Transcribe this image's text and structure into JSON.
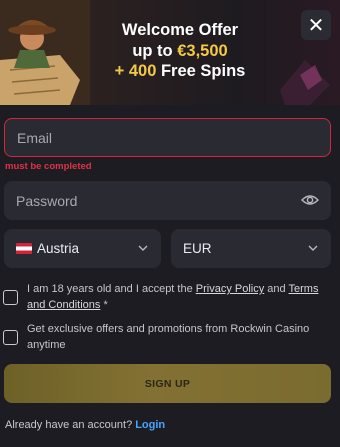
{
  "offer": {
    "line1": "Welcome Offer",
    "line2_prefix": "up to ",
    "line2_amount": "€3,500",
    "line3_prefix": "+ 400",
    "line3_suffix": " Free Spins"
  },
  "close": {
    "icon": "close-icon",
    "glyph": "✕"
  },
  "email": {
    "placeholder": "Email",
    "value": "",
    "error": "must be completed"
  },
  "password": {
    "placeholder": "Password",
    "value": "",
    "icon": "eye-icon"
  },
  "country": {
    "value": "Austria",
    "icon": "austria-flag-icon"
  },
  "currency": {
    "value": "EUR"
  },
  "terms": {
    "text_before": "I am 18 years old and I accept the ",
    "privacy_link": "Privacy Policy",
    "text_mid": " and ",
    "terms_link": "Terms and Conditions",
    "text_after": " *",
    "checked": false
  },
  "promo": {
    "text": "Get exclusive offers and promotions from Rockwin Casino anytime",
    "checked": false
  },
  "signup": {
    "label": "SIGN UP"
  },
  "login": {
    "prompt": "Already have an account?",
    "link": "Login"
  },
  "colors": {
    "background": "#1c1c22",
    "field": "#2a2a32",
    "error": "#e03246",
    "gold": "#f4c945",
    "link": "#4aa3ff"
  }
}
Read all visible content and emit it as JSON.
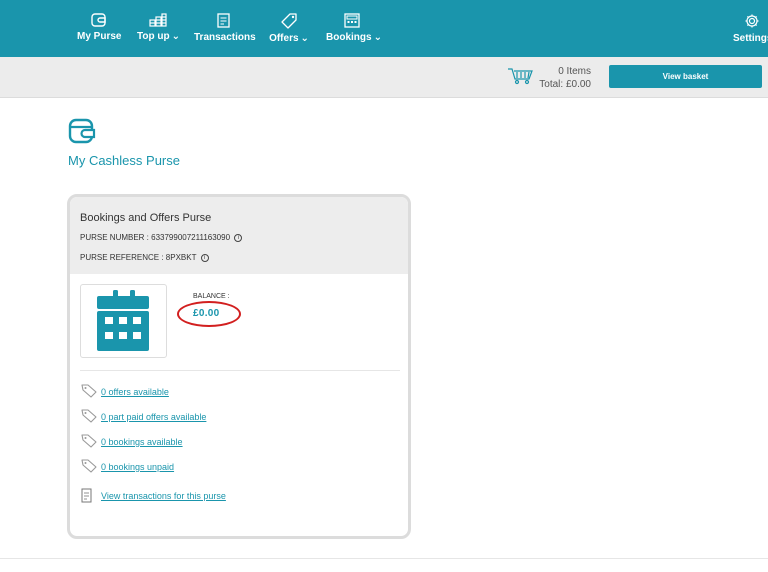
{
  "nav": {
    "items": [
      {
        "label": "My Purse",
        "icon": "wallet-icon"
      },
      {
        "label": "Top up",
        "icon": "coin-stack-icon",
        "caret": "⌄"
      },
      {
        "label": "Transactions",
        "icon": "receipt-icon"
      },
      {
        "label": "Offers",
        "icon": "tag-icon",
        "caret": "⌄"
      },
      {
        "label": "Bookings",
        "icon": "calendar-icon",
        "caret": "⌄"
      },
      {
        "label": "Settings",
        "icon": "gear-icon"
      }
    ]
  },
  "basket": {
    "items_text": "0 Items",
    "total_text": "Total: £0.00",
    "button_label": "View basket"
  },
  "page": {
    "title": "My Cashless Purse"
  },
  "card": {
    "title": "Bookings and Offers Purse",
    "purse_number": "PURSE NUMBER : 633799007211163090",
    "purse_reference": "PURSE REFERENCE : 8PXBKT",
    "info_glyph": "i",
    "balance_label": "BALANCE :",
    "balance_value": "£0.00",
    "links": [
      "0 offers available",
      "0 part paid offers available",
      "0 bookings available",
      "0 bookings unpaid",
      "View transactions for this purse"
    ]
  },
  "colors": {
    "brand": "#1a95ac",
    "annotation_ring": "#d21f1f"
  }
}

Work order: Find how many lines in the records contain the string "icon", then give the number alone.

Task answer: 9